AN MP has called for a review into a decision not to award a £1.5bn contract to a North-East train builder, after it emerged the majority of new stock will be built in Austria.

Last year, it was revealed that Hitachi had missed out on a contact to design and manufacture Deep Tube trains to serve the London Underground's Piccadilly line.

The Newton Aycliffe-based firm lost out on its joint bid with Bombardier to German firm Siemens Mobility, which is building a new factory in East Yorkshire in order to construct the trains.

But it has now emerged that Siemens will manufacture two-thirds of the 94 trains at their site in Vienna.

Last night, Sedgefield MP Phil Wilson called on Mayor of London Sadiq Khan and Transport for London to review the decision, claiming they had "undermined their commitment" to UK manufacturing and Siemens had"pulled the wool" over their eyes.

Mr Wilson also claimed that Siemens' new factory in Goole will not be operational until 2023, the year when the first Deep Tube carriages are expected to be delivered.

The Northern Echo:

The revelations come just 24 hours after union bosses warned Hitachi, which employs about 750 permanent staff, was facing an "increasingly concerning" future when current orders for new trains run out next spring as there are currently no new orders in the pipeline

In his letter to Mr Khan, Mr Wilson said: "I am deeply disappointed to hear that the Goole factory will be unable to fulfil the full contract when there is a fully operational train-building facility in my constituency which has the labour force, the expertise and the supply chain to deliver the order alongside Bombardier.

"As far as Siemens' commitment to the UK is concerned. it seems to me that the company has pulled the wool over Transport for London's eyes.
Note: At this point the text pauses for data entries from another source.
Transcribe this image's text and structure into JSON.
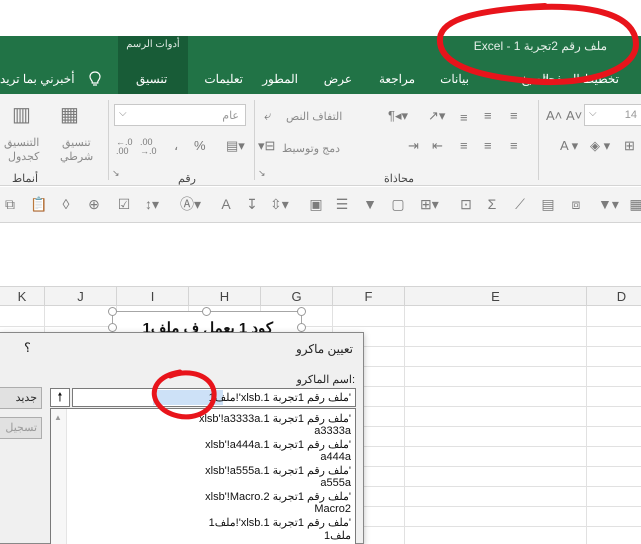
{
  "app": {
    "window_title": "ملف رقم 2تجربة 1  -  Excel",
    "tools_group_label": "أدوات الرسم"
  },
  "tabs": [
    {
      "label": "تخطيط الصفحة"
    },
    {
      "label": "الصيغ"
    },
    {
      "label": "بيانات"
    },
    {
      "label": "مراجعة"
    },
    {
      "label": "عرض"
    },
    {
      "label": "المطور"
    },
    {
      "label": "تعليمات"
    },
    {
      "label": "تنسيق",
      "active": true
    },
    {
      "label": "أخبرني بما تريد"
    }
  ],
  "ribbon": {
    "font_size": "14",
    "number_format": "عام",
    "wrap_text": "التفاف النص",
    "merge_center": "دمج وتوسيط",
    "conditional_format_1": "تنسيق",
    "conditional_format_2": "شرطي",
    "format_table_1": "التنسيق",
    "format_table_2": "كجدول",
    "currency_sign": "%",
    "comma_sign": "،",
    "dec_inc": ".00\n←.0",
    "dec_dec": ".0\n.00",
    "groups": {
      "alignment": "محاذاة",
      "number": "رقم",
      "styles": "أنماط"
    }
  },
  "columns": [
    "D",
    "E",
    "F",
    "G",
    "H",
    "I",
    "J",
    "K"
  ],
  "sheet_shape": {
    "text": "كود 1 يعمل ف ملف1"
  },
  "dialog": {
    "title": "تعيين ماكرو",
    "help": "؟",
    "macro_name_label": "اسم الماكرو:",
    "macro_name_value": "'ملف رقم 1تجربة 1.xlsb'!ملف1",
    "updir_icon": "up-arrow-icon",
    "buttons": {
      "new": "جديد",
      "record": "تسجيل"
    },
    "macros": [
      "'ملف رقم 1تجربة 1.xlsb'!a3333a",
      "a3333a",
      "'ملف رقم 1تجربة 1.xlsb'!a444a",
      "a444a",
      "'ملف رقم 1تجربة 1.xlsb'!a555a",
      "a555a",
      "'ملف رقم 1تجربة 2.xlsb'!Macro",
      "Macro2",
      "'ملف رقم 1تجربة 1.xlsb'!ملف1",
      "ملف1"
    ]
  },
  "colors": {
    "excel_green": "#217346",
    "excel_green_dark": "#185c37",
    "annotation_red": "#e8141b"
  }
}
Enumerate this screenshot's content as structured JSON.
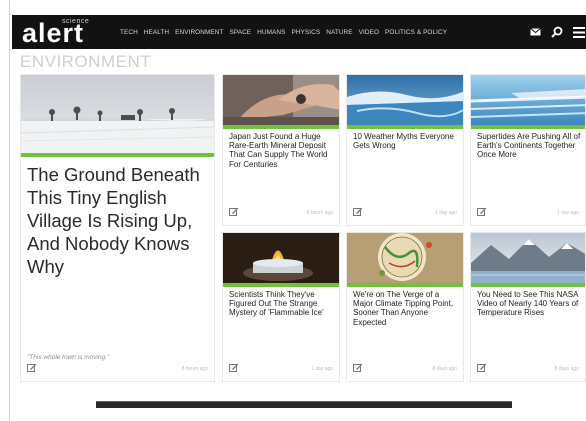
{
  "nav": {
    "logo_small": "science",
    "logo_main": "alert",
    "links": [
      "TECH",
      "HEALTH",
      "ENVIRONMENT",
      "SPACE",
      "HUMANS",
      "PHYSICS",
      "NATURE",
      "VIDEO",
      "POLITICS & POLICY"
    ],
    "icons": [
      "mail-icon",
      "search-icon",
      "menu-icon"
    ]
  },
  "section": {
    "title": "ENVIRONMENT"
  },
  "feature": {
    "headline": "The Ground Beneath This Tiny English Village Is Rising Up, And Nobody Knows Why",
    "subtitle": "\"This whole town is moving.\"",
    "time": "8 hours ago"
  },
  "cards": [
    {
      "headline": "Japan Just Found a Huge Rare-Earth Mineral Deposit That Can Supply The World For Centuries",
      "time": "8 hours ago"
    },
    {
      "headline": "10 Weather Myths Everyone Gets Wrong",
      "time": "1 day ago"
    },
    {
      "headline": "Supertides Are Pushing All of Earth's Continents Together Once More",
      "time": "1 day ago"
    },
    {
      "headline": "Scientists Think They've Figured Out The Strange Mystery of 'Flammable Ice'",
      "time": "1 day ago"
    },
    {
      "headline": "We're on The Verge of a Major Climate Tipping Point, Sooner Than Anyone Expected",
      "time": "8 days ago"
    },
    {
      "headline": "You Need to See This NASA Video of Nearly 140 Years of Temperature Rises",
      "time": "8 days ago"
    }
  ],
  "colors": {
    "nav_bg": "#121212",
    "accent_green": "#6fc23a",
    "section_title": "#cfcfcf"
  }
}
Siemens have committed to a new factory in Goole, which they cannot construct in time to deliver on their promise of manufacturing the Piccadilly Line fleet in the UK.

"I am deeply concerned about how the contract could be awarded on this basis since it could undermine the existing train-manufacturing industry in the UK. Together Hitachi and Bombardier were prepared to bid jointly for the contract to secure the future of train-manufacturing jobs in Britain – Transport for London has undermined their commitment to UK manufacturing."

The Northern Echo:

A Hitachi spokesperson said: “Failings with London Underground’s procurement, which have been challenged in the court by three different manufacturers, mean that Londoners will be paying a higher price for an inferior tube train.

“The train we put forward was to be built in Britain. We believe it offered a more advanced design and better value for money, and would have provided a greater boost to the economy in London and the rest of the UK.

“We continue to pursue our claim for damages against London Underground in the court.”

Jonathan Walker, assistant director, North East England Chamber of Commerce said: “The Chamber are disappointed in the decision to not award a key Transport for London tube contact to Hitachi and Bombardier.

"These businesses already have bases in the UK with well-established supply chains which helps local businesses.

"Hitachi’s new factory in Newton Aycliffe is helping to create 730 new jobs for the region.

" It is essential that the awarding of major public contracts recognises the economic and social value created by businesses who make significant investments in their local community”

The Northern Echo:

A spokesperson for the Mayor of London said: “The Mayor was not involved in the Deep Tube procurement process, and TfL officials had to follow a stringent set of criteria around deliverability, technical expertise and value for money.

"TfL’s procurement practices are regulated by EU legislation which strictly prevents all UK public bodies from directly favouring UK manufacturers, or taking the location of manufacturing facilities into account when awarding the contract.”

Hitachi remains in the running for a multi-million pound contract to build trains for the Tyne and Wear Metro, as well as a £2.75bn contract to make trains for HS2.